After the soldiers were all convicted of conspiracy in the killing of Ninoy and sentenced to life imprisonment in the Muntinglupa penitentiary, one of them, M/Sgt. Pablo Martinez, later became a born-again Christian and publicly disclosed what the other convicted soldiers refused to do.
In his affidavit, Martinez revealed that he was assigned by Col. Romeo Ochoco, then deputy commander of the Aviation Security Command (Avsecom); Brig. Gen. Romeo Gatan of the Philippine Constabulary (PC); and Herminio Gosuico, a civilian businessman from Nueva Ecija, to escort Galman from a hotel near the airport to the tarmac, to await the arrival of Ninoy from Taipei.
Witnesses who testified at the Agrava Fact-Finding Commission had previously identified Gosuico, a known associate of Marcos crony Danding Cojuangco – along with Air Force Col. Arturo Custodio and two others – as the men who fetched Galman from his home in San Miguel, Bulacan, on August 17, 1983.
Martinez revealed that he was personally recruited for the special assignment by Col. Ochoa, whom he had previously served under. Martinez reported that he and Galman were briefed on the assassination plan at the Carlston Hotel near the domestic airport on the night of August 20, 1983. Briefing them on the details were Gen. Gatan, Col. Ochoco and Gosuico. That evening, Col. Ochoco gave Galman a .357 Magnum revolver, while Martinez was given a Smith & Wesson .38 cal .revolver. Galman had no idea that would be his last evening alive.
On the morning of August 21, 1983, just before Martinez brought Galman to the airport, he said that Galman’s mistress, Anna Oliva, and her sister, Catherine, were brought by soldiers to the Carlston Hotel to have breakfast with Galman. The two women were last seen at their workplace on September 4, 1983 when armed men picked them up. Their corpses were later exhumed from a sugarcane field in Capas, Tarlac in 1988 in a hacienda owned by Danding Cojuangco.
Galman’s wife, Lina Lazaro, was picked up at her home by two men on January 29, 1984 and was never seen again. During the Agrava fact-finding inquiry, Gosuico was identified by Galman’s son and stepdaughter as one of the two men who picked up their mother.
Despite all the testimonies implicating them to Ninoy’s assassination, neither Col. Ochoco, Gen. Gatan nor Gosuico were ever charged with involvement in the conspiracy to kill Ninoy.
Former Justice Secretary Raul Gonzalez was a Sandiganbayan prosecutor under President Cory Aquino when he came upon a witness with critical evidence, who was willing to testify under certain conditions. Gonzalez went to President Cory in Malacanang to tell her that the witness demanded protection for herself and her three kids. Before Cory would agree to the terms, she asked Gonzalez who the witness would name as the mastermind.
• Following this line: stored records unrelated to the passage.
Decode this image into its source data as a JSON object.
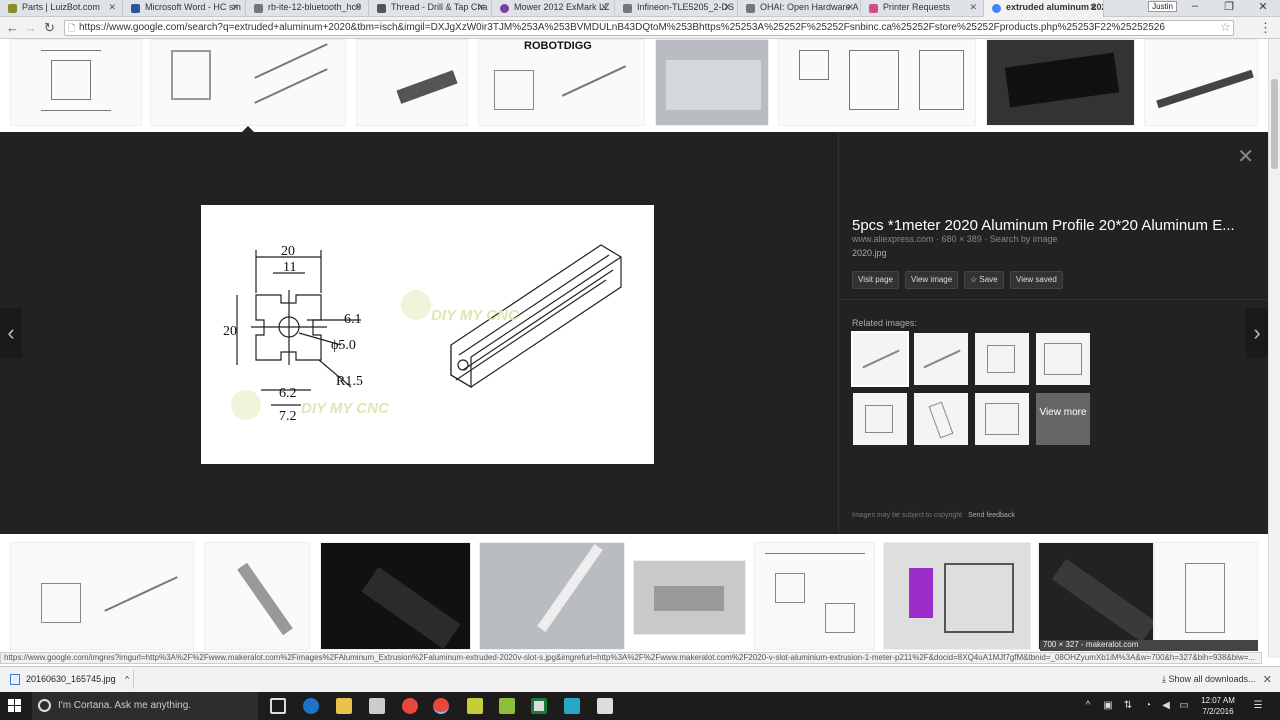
{
  "browser": {
    "tabs": [
      {
        "label": "Parts | LuizBot.com",
        "color": "#8c8c2a"
      },
      {
        "label": "Microsoft Word - HC sm",
        "color": "#2b579a"
      },
      {
        "label": "rb-ite-12-bluetooth_hc0",
        "color": "#777777"
      },
      {
        "label": "Thread - Drill & Tap Cha",
        "color": "#555555"
      },
      {
        "label": "Mower 2012 ExMark LZ",
        "color": "#7b3fa0"
      },
      {
        "label": "Infineon-TLE5205_2-DS",
        "color": "#777777"
      },
      {
        "label": "OHAI: Open Hardware A",
        "color": "#777777"
      },
      {
        "label": "Printer Requests",
        "color": "#d14c8e"
      },
      {
        "label": "extruded aluminum 202",
        "color": "#4285f4"
      }
    ],
    "user_badge": "Justin",
    "address": "https://www.google.com/search?q=extruded+aluminum+2020&tbm=isch&imgil=DXJgXzW0ir3TJM%253A%253BVMDULnB43DQtoM%253Bhttps%25253A%25252F%25252Fsnbinc.ca%25252Fstore%25252Fproducts.php%25253F22%25252526",
    "window_buttons": {
      "minimize": "–",
      "maximize": "❐",
      "close": "✕"
    }
  },
  "top_strip": {
    "caption": "ROBOTDIGG"
  },
  "preview": {
    "title": "5pcs *1meter 2020 Aluminum Profile 20*20 Aluminum E...",
    "meta": "www.aliexpress.com · 680 × 389 · Search by image",
    "filename": "2020.jpg",
    "actions": {
      "visit": "Visit page",
      "view_image": "View image",
      "save": "☆ Save",
      "view_saved": "View saved"
    },
    "related_label": "Related images:",
    "view_more": "View more",
    "disclaimer": "Images may be subject to copyright",
    "feedback": "Send feedback",
    "drawing": {
      "dim_width": "20",
      "dim_slot": "11",
      "dim_height": "20",
      "dim_groove": "6.1",
      "dim_hole": "ϕ5.0",
      "dim_radius": "R1.5",
      "dim_62": "6.2",
      "dim_72": "7.2",
      "watermark": "DIY MY CNC"
    }
  },
  "bottom_strip": {
    "caption": "700 × 327 - makeralot.com"
  },
  "status_url": "https://www.google.com/imgres?imgurl=http%3A%2F%2Fwww.makeralot.com%2Fimages%2FAluminum_Extrusion%2Faluminum-extruded-2020v-slot-s.jpg&imgrefurl=http%3A%2F%2Fwww.makeralot.com%2F2020-v-slot-aluminium-extrusion-1-meter-p211%2F&docid=8XQ4uA1MJf7gfM&tbnid=_08OHZyumXb1iM%3A&w=700&h=327&bih=938&biw=...",
  "downloads": {
    "file": "20160630_165745.jpg",
    "show_all": "Show all downloads..."
  },
  "taskbar": {
    "cortana": "I'm Cortana. Ask me anything.",
    "time": "12:07 AM",
    "date": "7/2/2016"
  }
}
When Gonzalez answered that she would name her first cousin, Danding Cojuangco, Pres. Cory reportedly responded, “Impossible! It cannot be!” She refused the witness’ request for protection and the witness eventually disappeared.
Gen. Romeo Gatan later died of a heart ailment. Hermie Gosuico died under what would be described as mysterious circumstances, leading Abaya to ask: “Did he die of illness or accident, or was he eliminated because he knew too much?"
Of the original known conspirators named by Martinez, only Col. Ochoco is still breathing, reportedly with his family somewhere in Stockton, California.
But Imelda Marcos and San Miguel Corporation CEO Danding Cojuangco are still very much alive and they know all too well who ordered the hit on Ninoy Aquino 26 years ago this week. They can spoil the suspense.